_Problem description_:
These records must be written out again exactly.
========
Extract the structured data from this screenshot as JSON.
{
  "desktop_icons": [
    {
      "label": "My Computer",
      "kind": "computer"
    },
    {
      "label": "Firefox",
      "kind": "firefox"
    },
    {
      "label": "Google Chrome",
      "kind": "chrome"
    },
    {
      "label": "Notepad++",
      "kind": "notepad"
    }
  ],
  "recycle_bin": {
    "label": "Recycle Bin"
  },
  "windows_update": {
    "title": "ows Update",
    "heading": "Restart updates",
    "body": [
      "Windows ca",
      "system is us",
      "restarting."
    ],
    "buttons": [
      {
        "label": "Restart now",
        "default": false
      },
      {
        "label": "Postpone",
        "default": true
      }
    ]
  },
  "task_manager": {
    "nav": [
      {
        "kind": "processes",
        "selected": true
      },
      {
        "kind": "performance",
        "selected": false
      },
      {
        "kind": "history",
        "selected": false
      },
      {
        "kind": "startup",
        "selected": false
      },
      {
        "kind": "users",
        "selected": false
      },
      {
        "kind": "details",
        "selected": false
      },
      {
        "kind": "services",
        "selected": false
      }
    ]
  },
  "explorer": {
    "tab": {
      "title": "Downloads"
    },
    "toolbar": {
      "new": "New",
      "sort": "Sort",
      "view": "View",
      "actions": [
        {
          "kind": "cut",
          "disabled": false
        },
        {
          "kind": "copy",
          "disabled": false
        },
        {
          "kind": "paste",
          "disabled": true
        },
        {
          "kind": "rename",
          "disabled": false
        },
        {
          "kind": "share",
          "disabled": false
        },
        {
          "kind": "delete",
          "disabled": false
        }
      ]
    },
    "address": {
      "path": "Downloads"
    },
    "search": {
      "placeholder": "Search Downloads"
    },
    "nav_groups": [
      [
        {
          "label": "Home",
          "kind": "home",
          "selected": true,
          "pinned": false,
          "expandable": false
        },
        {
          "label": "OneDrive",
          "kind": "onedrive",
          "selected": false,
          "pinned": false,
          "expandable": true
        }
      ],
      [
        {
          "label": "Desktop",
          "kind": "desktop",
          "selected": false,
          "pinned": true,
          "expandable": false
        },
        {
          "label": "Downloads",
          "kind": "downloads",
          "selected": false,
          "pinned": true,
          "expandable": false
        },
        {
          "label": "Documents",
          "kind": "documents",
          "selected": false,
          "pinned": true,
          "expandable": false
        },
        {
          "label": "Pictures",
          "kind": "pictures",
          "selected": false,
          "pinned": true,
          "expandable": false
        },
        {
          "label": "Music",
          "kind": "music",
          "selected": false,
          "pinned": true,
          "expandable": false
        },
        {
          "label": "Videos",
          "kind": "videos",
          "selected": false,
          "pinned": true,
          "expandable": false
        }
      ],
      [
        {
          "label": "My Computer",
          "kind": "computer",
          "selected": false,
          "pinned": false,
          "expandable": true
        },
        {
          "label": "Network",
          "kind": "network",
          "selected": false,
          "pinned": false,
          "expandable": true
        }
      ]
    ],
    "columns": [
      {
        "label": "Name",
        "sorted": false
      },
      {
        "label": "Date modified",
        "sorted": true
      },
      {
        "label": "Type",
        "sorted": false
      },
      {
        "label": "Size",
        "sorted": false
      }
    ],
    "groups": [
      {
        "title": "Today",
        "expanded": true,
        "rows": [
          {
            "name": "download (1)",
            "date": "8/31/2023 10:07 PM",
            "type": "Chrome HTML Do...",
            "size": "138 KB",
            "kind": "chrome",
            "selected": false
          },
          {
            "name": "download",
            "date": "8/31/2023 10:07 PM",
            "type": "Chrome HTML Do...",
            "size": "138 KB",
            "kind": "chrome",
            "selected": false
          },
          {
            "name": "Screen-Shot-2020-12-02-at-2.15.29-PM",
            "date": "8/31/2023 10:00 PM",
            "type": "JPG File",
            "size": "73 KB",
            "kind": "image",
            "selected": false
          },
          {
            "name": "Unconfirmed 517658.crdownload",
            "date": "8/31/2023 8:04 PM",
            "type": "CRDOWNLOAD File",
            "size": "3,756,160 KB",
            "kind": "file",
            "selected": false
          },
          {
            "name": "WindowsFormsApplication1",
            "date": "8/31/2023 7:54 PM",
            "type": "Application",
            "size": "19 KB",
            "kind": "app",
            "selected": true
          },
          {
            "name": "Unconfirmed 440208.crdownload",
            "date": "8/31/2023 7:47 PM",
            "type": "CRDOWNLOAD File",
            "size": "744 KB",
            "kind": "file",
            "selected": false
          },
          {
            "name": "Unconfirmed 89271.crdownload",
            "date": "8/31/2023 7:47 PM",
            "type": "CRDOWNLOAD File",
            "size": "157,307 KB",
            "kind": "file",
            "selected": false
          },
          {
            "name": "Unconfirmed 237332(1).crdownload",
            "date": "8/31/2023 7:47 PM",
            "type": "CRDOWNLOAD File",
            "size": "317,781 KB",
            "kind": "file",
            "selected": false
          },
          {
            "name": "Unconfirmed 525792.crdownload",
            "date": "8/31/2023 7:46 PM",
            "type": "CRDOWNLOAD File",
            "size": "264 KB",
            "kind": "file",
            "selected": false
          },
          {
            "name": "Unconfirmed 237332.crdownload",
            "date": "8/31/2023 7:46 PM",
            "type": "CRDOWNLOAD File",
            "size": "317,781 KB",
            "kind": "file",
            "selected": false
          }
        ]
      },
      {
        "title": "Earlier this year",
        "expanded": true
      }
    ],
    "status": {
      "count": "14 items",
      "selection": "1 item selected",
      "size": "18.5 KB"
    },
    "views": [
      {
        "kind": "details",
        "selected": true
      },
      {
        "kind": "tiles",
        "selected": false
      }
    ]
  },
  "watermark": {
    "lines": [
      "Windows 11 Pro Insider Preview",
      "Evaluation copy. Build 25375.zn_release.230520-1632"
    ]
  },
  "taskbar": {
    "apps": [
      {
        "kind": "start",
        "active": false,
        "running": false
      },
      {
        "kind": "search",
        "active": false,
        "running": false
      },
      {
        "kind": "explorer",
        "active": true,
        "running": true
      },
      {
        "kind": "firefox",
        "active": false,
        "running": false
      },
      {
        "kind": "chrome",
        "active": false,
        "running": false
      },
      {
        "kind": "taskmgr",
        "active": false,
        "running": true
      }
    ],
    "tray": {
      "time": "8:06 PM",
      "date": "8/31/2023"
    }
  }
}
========
_Your response_:
Extract the structured data from this screenshot as JSON.
{
  "desktop_icons": [
    {
      "label": "My Computer",
      "kind": "computer"
    },
    {
      "label": "Firefox",
      "kind": "firefox"
    },
    {
      "label": "Google Chrome",
      "kind": "chrome"
    },
    {
      "label": "Notepad++",
      "kind": "notepad"
    }
  ],
  "recycle_bin": {
    "label": "Recycle Bin"
  },
  "windows_update": {
    "title": "ows Update",
    "heading": "Restart updates",
    "body": [
      "Windows ca",
      "system is us",
      "restarting."
    ],
    "buttons": [
      {
        "label": "Restart now",
        "default": false
      },
      {
        "label": "Postpone",
        "default": true
      }
    ]
  },
  "task_manager": {
    "nav": [
      {
        "kind": "processes",
        "selected": true
      },
      {
        "kind": "performance",
        "selected": false
      },
      {
        "kind": "history",
        "selected": false
      },
      {
        "kind": "startup",
        "selected": false
      },
      {
        "kind": "users",
        "selected": false
      },
      {
        "kind": "details",
        "selected": false
      },
      {
        "kind": "services",
        "selected": false
      }
    ]
  },
  "explorer": {
    "tab": {
      "title": "Downloads"
    },
    "toolbar": {
      "new": "New",
      "sort": "Sort",
      "view": "View",
      "actions": [
        {
          "kind": "cut",
          "disabled": false
        },
        {
          "kind": "copy",
          "disabled": false
        },
        {
          "kind": "paste",
          "disabled": true
        },
        {
          "kind": "rename",
          "disabled": false
        },
        {
          "kind": "share",
          "disabled": false
        },
        {
          "kind": "delete",
          "disabled": false
        }
      ]
    },
    "address": {
      "path": "Downloads"
    },
    "search": {
      "placeholder": "Search Downloads"
    },
    "nav_groups": [
      [
        {
          "label": "Home",
          "kind": "home",
          "selected": true,
          "pinned": false,
          "expandable": false
        },
        {
          "label": "OneDrive",
          "kind": "onedrive",
          "selected": false,
          "pinned": false,
          "expandable": true
        }
      ],
      [
        {
          "label": "Desktop",
          "kind": "desktop",
          "selected": false,
          "pinned": true,
          "expandable": false
        },
        {
          "label": "Downloads",
          "kind": "downloads",
          "selected": false,
          "pinned": true,
          "expandable": false
        },
        {
          "label": "Documents",
          "kind": "documents",
          "selected": false,
          "pinned": true,
          "expandable": false
        },
        {
          "label": "Pictures",
          "kind": "pictures",
          "selected": false,
          "pinned": true,
          "expandable": false
        },
        {
          "label": "Music",
          "kind": "music",
          "selected": false,
          "pinned": true,
          "expandable": false
        },
        {
          "label": "Videos",
          "kind": "videos",
          "selected": false,
          "pinned": true,
          "expandable": false
        }
      ],
      [
        {
          "label": "My Computer",
          "kind": "computer",
          "selected": false,
          "pinned": false,
          "expandable": true
        },
        {
          "label": "Network",
          "kind": "network",
          "selected": false,
          "pinned": false,
          "expandable": true
        }
      ]
    ],
    "columns": [
      {
        "label": "Name",
        "sorted": false
      },
      {
        "label": "Date modified",
        "sorted": true
      },
      {
        "label": "Type",
        "sorted": false
      },
      {
        "label": "Size",
        "sorted": false
      }
    ],
    "groups": [
      {
        "title": "Today",
        "expanded": true,
        "rows": [
          {
            "name": "download (1)",
            "date": "8/31/2023 10:07 PM",
            "type": "Chrome HTML Do...",
            "size": "138 KB",
            "kind": "chrome",
            "selected": false
          },
          {
            "name": "download",
            "date": "8/31/2023 10:07 PM",
            "type": "Chrome HTML Do...",
            "size": "138 KB",
            "kind": "chrome",
            "selected": false
          },
          {
            "name": "Screen-Shot-2020-12-02-at-2.15.29-PM",
            "date": "8/31/2023 10:00 PM",
            "type": "JPG File",
            "size": "73 KB",
            "kind": "image",
            "selected": false
          },
          {
            "name": "Unconfirmed 517658.crdownload",
            "date": "8/31/2023 8:04 PM",
            "type": "CRDOWNLOAD File",
            "size": "3,756,160 KB",
            "kind": "file",
            "selected": false
          },
          {
            "name": "WindowsFormsApplication1",
            "date": "8/31/2023 7:54 PM",
            "type": "Application",
            "size": "19 KB",
            "kind": "app",
            "selected": true
          },
          {
            "name": "Unconfirmed 440208.crdownload",
            "date": "8/31/2023 7:47 PM",
            "type": "CRDOWNLOAD File",
            "size": "744 KB",
            "kind": "file",
            "selected": false
          },
          {
            "name": "Unconfirmed 89271.crdownload",
            "date": "8/31/2023 7:47 PM",
            "type": "CRDOWNLOAD File",
            "size": "157,307 KB",
            "kind": "file",
            "selected": false
          },
          {
            "name": "Unconfirmed 237332(1).crdownload",
            "date": "8/31/2023 7:47 PM",
            "type": "CRDOWNLOAD File",
            "size": "317,781 KB",
            "kind": "file",
            "selected": false
          },
          {
            "name": "Unconfirmed 525792.crdownload",
            "date": "8/31/2023 7:46 PM",
            "type": "CRDOWNLOAD File",
            "size": "264 KB",
            "kind": "file",
            "selected": false
          },
          {
            "name": "Unconfirmed 237332.crdownload",
            "date": "8/31/2023 7:46 PM",
            "type": "CRDOWNLOAD File",
            "size": "317,781 KB",
            "kind": "file",
            "selected": false
          }
        ]
      },
      {
        "title": "Earlier this year",
        "expanded": true
      }
    ],
    "status": {
      "count": "14 items",
      "selection": "1 item selected",
      "size": "18.5 KB"
    },
    "views": [
      {
        "kind": "details",
        "selected": true
      },
      {
        "kind": "tiles",
        "selected": false
      }
    ]
  },
  "watermark": {
    "lines": [
      "Windows 11 Pro Insider Preview",
      "Evaluation copy. Build 25375.zn_release.230520-1632"
    ]
  },
  "taskbar": {
    "apps": [
      {
        "kind": "start",
        "active": false,
        "running": false
      },
      {
        "kind": "search",
        "active": false,
        "running": false
      },
      {
        "kind": "explorer",
        "active": true,
        "running": true
      },
      {
        "kind": "firefox",
        "active": false,
        "running": false
      },
      {
        "kind": "chrome",
        "active": false,
        "running": false
      },
      {
        "kind": "taskmgr",
        "active": false,
        "running": true
      }
    ],
    "tray": {
      "time": "8:06 PM",
      "date": "8/31/2023"
    }
  }
}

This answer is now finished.